## About this task
The result should be every line of the listing that contains "windows".

## Supplied records
────

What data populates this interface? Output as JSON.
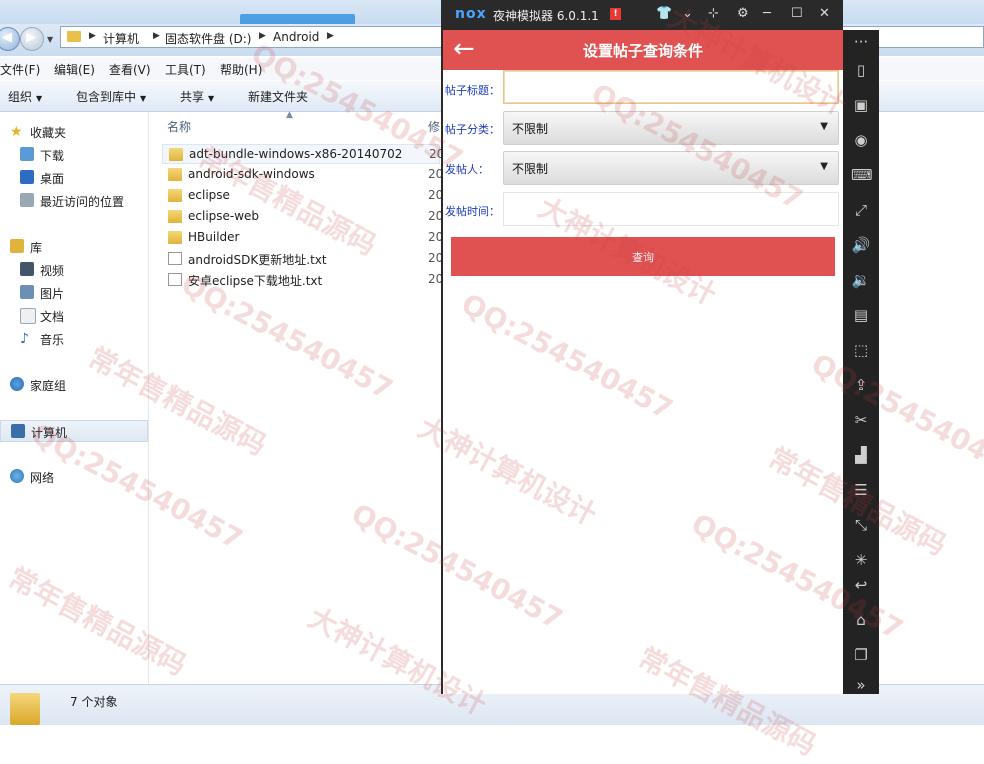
{
  "explorer": {
    "breadcrumbs": [
      "计算机",
      "固态软件盘 (D:)",
      "Android"
    ],
    "menu": [
      "文件(F)",
      "编辑(E)",
      "查看(V)",
      "工具(T)",
      "帮助(H)"
    ],
    "toolbar": {
      "organize": "组织",
      "include": "包含到库中",
      "share": "共享",
      "new_folder": "新建文件夹"
    },
    "nav": {
      "favorites": "收藏夹",
      "downloads": "下载",
      "desktop": "桌面",
      "recent": "最近访问的位置",
      "libraries": "库",
      "videos": "视频",
      "pictures": "图片",
      "documents": "文档",
      "music": "音乐",
      "homegroup": "家庭组",
      "computer": "计算机",
      "network": "网络"
    },
    "columns": {
      "name": "名称",
      "modified": "修"
    },
    "files": [
      {
        "name": "adt-bundle-windows-x86-20140702",
        "type": "folder",
        "date": "20"
      },
      {
        "name": "android-sdk-windows",
        "type": "folder",
        "date": "20"
      },
      {
        "name": "eclipse",
        "type": "folder",
        "date": "20"
      },
      {
        "name": "eclipse-web",
        "type": "folder",
        "date": "20"
      },
      {
        "name": "HBuilder",
        "type": "folder",
        "date": "20"
      },
      {
        "name": "androidSDK更新地址.txt",
        "type": "txt",
        "date": "20"
      },
      {
        "name": "安卓eclipse下载地址.txt",
        "type": "txt",
        "date": "20"
      }
    ],
    "status": "7 个对象"
  },
  "nox": {
    "logo": "nox",
    "title": "夜神模拟器 6.0.1.1",
    "badge": "!"
  },
  "app": {
    "title": "设置帖子查询条件",
    "fields": {
      "title_label": "帖子标题：",
      "title_value": "",
      "category_label": "帖子分类：",
      "category_value": "不限制",
      "poster_label": "发帖人：",
      "poster_value": "不限制",
      "time_label": "发帖时间：",
      "time_value": ""
    },
    "query_button": "查询"
  },
  "watermark": {
    "qq": "QQ:254540457",
    "shop": "常年售精品源码",
    "design": "大神计算机设计"
  },
  "colors": {
    "accent": "#e05252",
    "label_blue": "#1a3cc0",
    "nox_dark": "#2a2a2a"
  }
}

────

## Answer
        "name": "adt-bundle-windows-x86-20140702",
        "name": "android-sdk-windows",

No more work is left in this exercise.